*Supplied material:*

╔══

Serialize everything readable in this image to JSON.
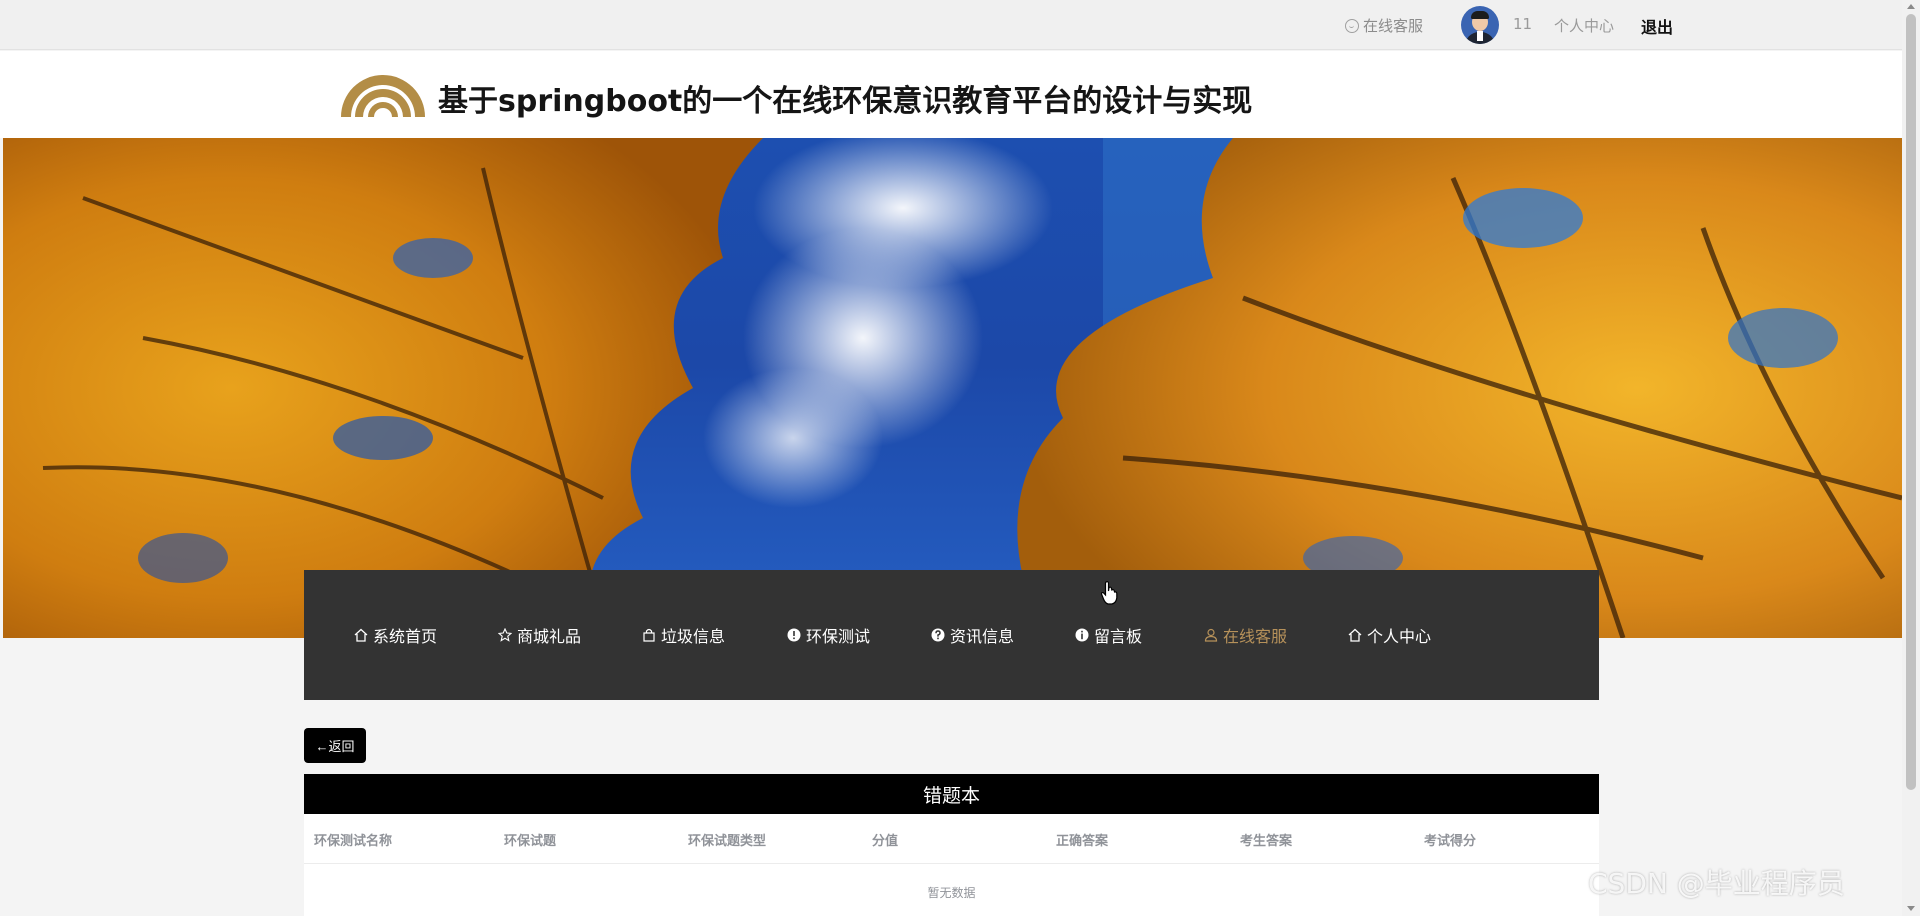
{
  "topbar": {
    "service_label": "在线客服",
    "username": "11",
    "user_center": "个人中心",
    "logout": "退出"
  },
  "header": {
    "title": "基于springboot的一个在线环保意识教育平台的设计与实现"
  },
  "nav": {
    "items": [
      {
        "label": "系统首页",
        "icon": "home-icon"
      },
      {
        "label": "商城礼品",
        "icon": "star-icon"
      },
      {
        "label": "垃圾信息",
        "icon": "bag-icon"
      },
      {
        "label": "环保测试",
        "icon": "exclamation-icon"
      },
      {
        "label": "资讯信息",
        "icon": "question-icon"
      },
      {
        "label": "留言板",
        "icon": "info-icon"
      },
      {
        "label": "在线客服",
        "icon": "user-icon"
      },
      {
        "label": "个人中心",
        "icon": "home-icon"
      }
    ],
    "active_index": 6
  },
  "content": {
    "back_label": "←返回",
    "book_title": "错题本",
    "columns": [
      "环保测试名称",
      "环保试题",
      "环保试题类型",
      "分值",
      "正确答案",
      "考生答案",
      "考试得分"
    ],
    "empty_text": "暂无数据"
  },
  "watermark": "CSDN @毕业程序员",
  "colors": {
    "nav_bg": "#333333",
    "nav_active": "#b6915a",
    "logo_gold": "#b38d46",
    "title_bar_bg": "#000000"
  }
}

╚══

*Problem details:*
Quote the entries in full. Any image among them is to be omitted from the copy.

*Answer to this exercise:*
Serialize everything readable in this image to JSON.
{
  "topbar": {
    "service_label": "在线客服",
    "username": "11",
    "user_center": "个人中心",
    "logout": "退出"
  },
  "header": {
    "title": "基于springboot的一个在线环保意识教育平台的设计与实现"
  },
  "nav": {
    "items": [
      {
        "label": "系统首页",
        "icon": "home-icon"
      },
      {
        "label": "商城礼品",
        "icon": "star-icon"
      },
      {
        "label": "垃圾信息",
        "icon": "bag-icon"
      },
      {
        "label": "环保测试",
        "icon": "exclamation-icon"
      },
      {
        "label": "资讯信息",
        "icon": "question-icon"
      },
      {
        "label": "留言板",
        "icon": "info-icon"
      },
      {
        "label": "在线客服",
        "icon": "user-icon"
      },
      {
        "label": "个人中心",
        "icon": "home-icon"
      }
    ],
    "active_index": 6
  },
  "content": {
    "back_label": "←返回",
    "book_title": "错题本",
    "columns": [
      "环保测试名称",
      "环保试题",
      "环保试题类型",
      "分值",
      "正确答案",
      "考生答案",
      "考试得分"
    ],
    "empty_text": "暂无数据"
  },
  "watermark": "CSDN @毕业程序员",
  "colors": {
    "nav_bg": "#333333",
    "nav_active": "#b6915a",
    "logo_gold": "#b38d46",
    "title_bar_bg": "#000000"
  }
}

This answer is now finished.